[Start of section]
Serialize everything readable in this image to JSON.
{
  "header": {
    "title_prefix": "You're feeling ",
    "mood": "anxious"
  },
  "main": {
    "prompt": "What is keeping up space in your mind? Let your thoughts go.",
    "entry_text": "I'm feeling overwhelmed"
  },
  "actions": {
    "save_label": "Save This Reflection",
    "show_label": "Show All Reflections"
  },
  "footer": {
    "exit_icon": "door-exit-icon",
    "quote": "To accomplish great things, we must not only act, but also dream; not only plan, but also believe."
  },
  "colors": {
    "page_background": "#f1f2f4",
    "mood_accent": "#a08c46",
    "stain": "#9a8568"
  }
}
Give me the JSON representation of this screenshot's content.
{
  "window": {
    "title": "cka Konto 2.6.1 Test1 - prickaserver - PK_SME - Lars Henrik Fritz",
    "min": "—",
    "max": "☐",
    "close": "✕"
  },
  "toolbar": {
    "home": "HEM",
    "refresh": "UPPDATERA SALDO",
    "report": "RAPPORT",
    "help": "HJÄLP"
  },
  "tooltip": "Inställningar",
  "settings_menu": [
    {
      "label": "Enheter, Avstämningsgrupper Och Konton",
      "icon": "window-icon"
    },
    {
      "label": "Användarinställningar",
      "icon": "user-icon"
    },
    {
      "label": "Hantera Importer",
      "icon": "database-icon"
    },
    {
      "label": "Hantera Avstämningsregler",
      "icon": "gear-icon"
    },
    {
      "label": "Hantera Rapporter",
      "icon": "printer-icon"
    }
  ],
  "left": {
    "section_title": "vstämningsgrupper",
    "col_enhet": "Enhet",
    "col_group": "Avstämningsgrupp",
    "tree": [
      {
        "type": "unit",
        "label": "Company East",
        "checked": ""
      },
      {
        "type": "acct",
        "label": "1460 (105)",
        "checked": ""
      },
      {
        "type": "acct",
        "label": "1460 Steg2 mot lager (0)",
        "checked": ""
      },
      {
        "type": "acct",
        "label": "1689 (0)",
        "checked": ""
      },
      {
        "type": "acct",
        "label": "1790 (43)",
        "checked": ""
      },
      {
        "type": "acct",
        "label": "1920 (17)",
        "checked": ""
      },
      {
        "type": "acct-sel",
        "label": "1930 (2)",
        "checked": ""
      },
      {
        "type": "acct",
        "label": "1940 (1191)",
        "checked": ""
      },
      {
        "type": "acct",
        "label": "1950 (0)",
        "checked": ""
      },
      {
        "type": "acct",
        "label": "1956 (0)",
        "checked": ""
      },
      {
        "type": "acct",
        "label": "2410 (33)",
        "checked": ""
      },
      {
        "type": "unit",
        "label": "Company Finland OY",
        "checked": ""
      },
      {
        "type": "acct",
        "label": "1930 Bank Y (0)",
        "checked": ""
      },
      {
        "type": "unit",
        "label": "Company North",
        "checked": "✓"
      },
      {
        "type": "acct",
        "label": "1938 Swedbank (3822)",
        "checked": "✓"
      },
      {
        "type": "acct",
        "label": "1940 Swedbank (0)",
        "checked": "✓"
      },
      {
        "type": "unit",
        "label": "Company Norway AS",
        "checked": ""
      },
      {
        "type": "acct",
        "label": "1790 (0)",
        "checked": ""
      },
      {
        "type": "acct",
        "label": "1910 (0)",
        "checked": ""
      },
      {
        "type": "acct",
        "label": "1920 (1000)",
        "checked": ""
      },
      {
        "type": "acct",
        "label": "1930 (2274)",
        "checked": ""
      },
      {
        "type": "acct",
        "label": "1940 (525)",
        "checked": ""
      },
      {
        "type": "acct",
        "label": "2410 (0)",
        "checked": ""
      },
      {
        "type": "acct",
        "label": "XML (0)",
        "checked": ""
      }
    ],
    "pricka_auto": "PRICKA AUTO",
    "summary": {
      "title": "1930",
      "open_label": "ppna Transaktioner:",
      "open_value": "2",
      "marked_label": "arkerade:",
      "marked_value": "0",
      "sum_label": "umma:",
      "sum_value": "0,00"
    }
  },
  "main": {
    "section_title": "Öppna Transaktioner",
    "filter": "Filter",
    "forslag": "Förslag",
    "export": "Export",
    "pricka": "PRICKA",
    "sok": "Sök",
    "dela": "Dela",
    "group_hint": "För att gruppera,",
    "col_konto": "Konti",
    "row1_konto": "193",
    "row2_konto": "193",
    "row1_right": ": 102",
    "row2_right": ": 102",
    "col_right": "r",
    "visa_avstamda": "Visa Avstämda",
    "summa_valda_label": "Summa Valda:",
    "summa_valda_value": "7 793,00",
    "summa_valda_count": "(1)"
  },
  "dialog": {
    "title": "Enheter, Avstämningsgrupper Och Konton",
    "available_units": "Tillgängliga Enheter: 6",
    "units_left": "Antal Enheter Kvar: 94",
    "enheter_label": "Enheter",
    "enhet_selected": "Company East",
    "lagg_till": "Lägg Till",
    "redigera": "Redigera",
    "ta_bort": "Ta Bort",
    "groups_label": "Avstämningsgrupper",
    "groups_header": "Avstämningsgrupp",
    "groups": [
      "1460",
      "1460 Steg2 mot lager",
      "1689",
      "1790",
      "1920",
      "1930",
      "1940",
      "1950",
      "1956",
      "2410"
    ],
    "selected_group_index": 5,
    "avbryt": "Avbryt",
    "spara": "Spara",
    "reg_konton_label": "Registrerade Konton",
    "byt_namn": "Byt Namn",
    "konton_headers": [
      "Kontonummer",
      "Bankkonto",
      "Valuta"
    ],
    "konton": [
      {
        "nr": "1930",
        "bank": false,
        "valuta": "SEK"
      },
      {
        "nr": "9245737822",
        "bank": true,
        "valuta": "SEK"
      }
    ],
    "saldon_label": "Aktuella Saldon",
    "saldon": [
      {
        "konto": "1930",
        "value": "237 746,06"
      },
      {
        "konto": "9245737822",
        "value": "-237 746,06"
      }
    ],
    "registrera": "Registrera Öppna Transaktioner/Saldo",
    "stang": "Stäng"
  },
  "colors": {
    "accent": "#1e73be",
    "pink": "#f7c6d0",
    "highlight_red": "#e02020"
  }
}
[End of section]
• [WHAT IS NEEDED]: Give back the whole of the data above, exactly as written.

• [COMPLETED TASK]:
Serialize everything readable in this image to JSON.
{
  "header": {
    "title_prefix": "You're feeling ",
    "mood": "anxious"
  },
  "main": {
    "prompt": "What is keeping up space in your mind? Let your thoughts go.",
    "entry_text": "I'm feeling overwhelmed"
  },
  "actions": {
    "save_label": "Save This Reflection",
    "show_label": "Show All Reflections"
  },
  "footer": {
    "exit_icon": "door-exit-icon",
    "quote": "To accomplish great things, we must not only act, but also dream; not only plan, but also believe."
  },
  "colors": {
    "page_background": "#f1f2f4",
    "mood_accent": "#a08c46",
    "stain": "#9a8568"
  }
}
Give me the JSON representation of this screenshot's content.
{
  "window": {
    "title": "cka Konto 2.6.1 Test1 - prickaserver - PK_SME - Lars Henrik Fritz",
    "min": "—",
    "max": "☐",
    "close": "✕"
  },
  "toolbar": {
    "home": "HEM",
    "refresh": "UPPDATERA SALDO",
    "report": "RAPPORT",
    "help": "HJÄLP"
  },
  "tooltip": "Inställningar",
  "settings_menu": [
    {
      "label": "Enheter, Avstämningsgrupper Och Konton",
      "icon": "window-icon"
    },
    {
      "label": "Användarinställningar",
      "icon": "user-icon"
    },
    {
      "label": "Hantera Importer",
      "icon": "database-icon"
    },
    {
      "label": "Hantera Avstämningsregler",
      "icon": "gear-icon"
    },
    {
      "label": "Hantera Rapporter",
      "icon": "printer-icon"
    }
  ],
  "left": {
    "section_title": "vstämningsgrupper",
    "col_enhet": "Enhet",
    "col_group": "Avstämningsgrupp",
    "tree": [
      {
        "type": "unit",
        "label": "Company East",
        "checked": ""
      },
      {
        "type": "acct",
        "label": "1460 (105)",
        "checked": ""
      },
      {
        "type": "acct",
        "label": "1460 Steg2 mot lager (0)",
        "checked": ""
      },
      {
        "type": "acct",
        "label": "1689 (0)",
        "checked": ""
      },
      {
        "type": "acct",
        "label": "1790 (43)",
        "checked": ""
      },
      {
        "type": "acct",
        "label": "1920 (17)",
        "checked": ""
      },
      {
        "type": "acct-sel",
        "label": "1930 (2)",
        "checked": ""
      },
      {
        "type": "acct",
        "label": "1940 (1191)",
        "checked": ""
      },
      {
        "type": "acct",
        "label": "1950 (0)",
        "checked": ""
      },
      {
        "type": "acct",
        "label": "1956 (0)",
        "checked": ""
      },
      {
        "type": "acct",
        "label": "2410 (33)",
        "checked": ""
      },
      {
        "type": "unit",
        "label": "Company Finland OY",
        "checked": ""
      },
      {
        "type": "acct",
        "label": "1930 Bank Y (0)",
        "checked": ""
      },
      {
        "type": "unit",
        "label": "Company North",
        "checked": "✓"
      },
      {
        "type": "acct",
        "label": "1938 Swedbank (3822)",
        "checked": "✓"
      },
      {
        "type": "acct",
        "label": "1940 Swedbank (0)",
        "checked": "✓"
      },
      {
        "type": "unit",
        "label": "Company Norway AS",
        "checked": ""
      },
      {
        "type": "acct",
        "label": "1790 (0)",
        "checked": ""
      },
      {
        "type": "acct",
        "label": "1910 (0)",
        "checked": ""
      },
      {
        "type": "acct",
        "label": "1920 (1000)",
        "checked": ""
      },
      {
        "type": "acct",
        "label": "1930 (2274)",
        "checked": ""
      },
      {
        "type": "acct",
        "label": "1940 (525)",
        "checked": ""
      },
      {
        "type": "acct",
        "label": "2410 (0)",
        "checked": ""
      },
      {
        "type": "acct",
        "label": "XML (0)",
        "checked": ""
      }
    ],
    "pricka_auto": "PRICKA AUTO",
    "summary": {
      "title": "1930",
      "open_label": "ppna Transaktioner:",
      "open_value": "2",
      "marked_label": "arkerade:",
      "marked_value": "0",
      "sum_label": "umma:",
      "sum_value": "0,00"
    }
  },
  "main": {
    "section_title": "Öppna Transaktioner",
    "filter": "Filter",
    "forslag": "Förslag",
    "export": "Export",
    "pricka": "PRICKA",
    "sok": "Sök",
    "dela": "Dela",
    "group_hint": "För att gruppera,",
    "col_konto": "Konti",
    "row1_konto": "193",
    "row2_konto": "193",
    "row1_right": ": 102",
    "row2_right": ": 102",
    "col_right": "r",
    "visa_avstamda": "Visa Avstämda",
    "summa_valda_label": "Summa Valda:",
    "summa_valda_value": "7 793,00",
    "summa_valda_count": "(1)"
  },
  "dialog": {
    "title": "Enheter, Avstämningsgrupper Och Konton",
    "available_units": "Tillgängliga Enheter: 6",
    "units_left": "Antal Enheter Kvar: 94",
    "enheter_label": "Enheter",
    "enhet_selected": "Company East",
    "lagg_till": "Lägg Till",
    "redigera": "Redigera",
    "ta_bort": "Ta Bort",
    "groups_label": "Avstämningsgrupper",
    "groups_header": "Avstämningsgrupp",
    "groups": [
      "1460",
      "1460 Steg2 mot lager",
      "1689",
      "1790",
      "1920",
      "1930",
      "1940",
      "1950",
      "1956",
      "2410"
    ],
    "selected_group_index": 5,
    "avbryt": "Avbryt",
    "spara": "Spara",
    "reg_konton_label": "Registrerade Konton",
    "byt_namn": "Byt Namn",
    "konton_headers": [
      "Kontonummer",
      "Bankkonto",
      "Valuta"
    ],
    "konton": [
      {
        "nr": "1930",
        "bank": false,
        "valuta": "SEK"
      },
      {
        "nr": "9245737822",
        "bank": true,
        "valuta": "SEK"
      }
    ],
    "saldon_label": "Aktuella Saldon",
    "saldon": [
      {
        "konto": "1930",
        "value": "237 746,06"
      },
      {
        "konto": "9245737822",
        "value": "-237 746,06"
      }
    ],
    "registrera": "Registrera Öppna Transaktioner/Saldo",
    "stang": "Stäng"
  },
  "colors": {
    "accent": "#1e73be",
    "pink": "#f7c6d0",
    "highlight_red": "#e02020"
  }
}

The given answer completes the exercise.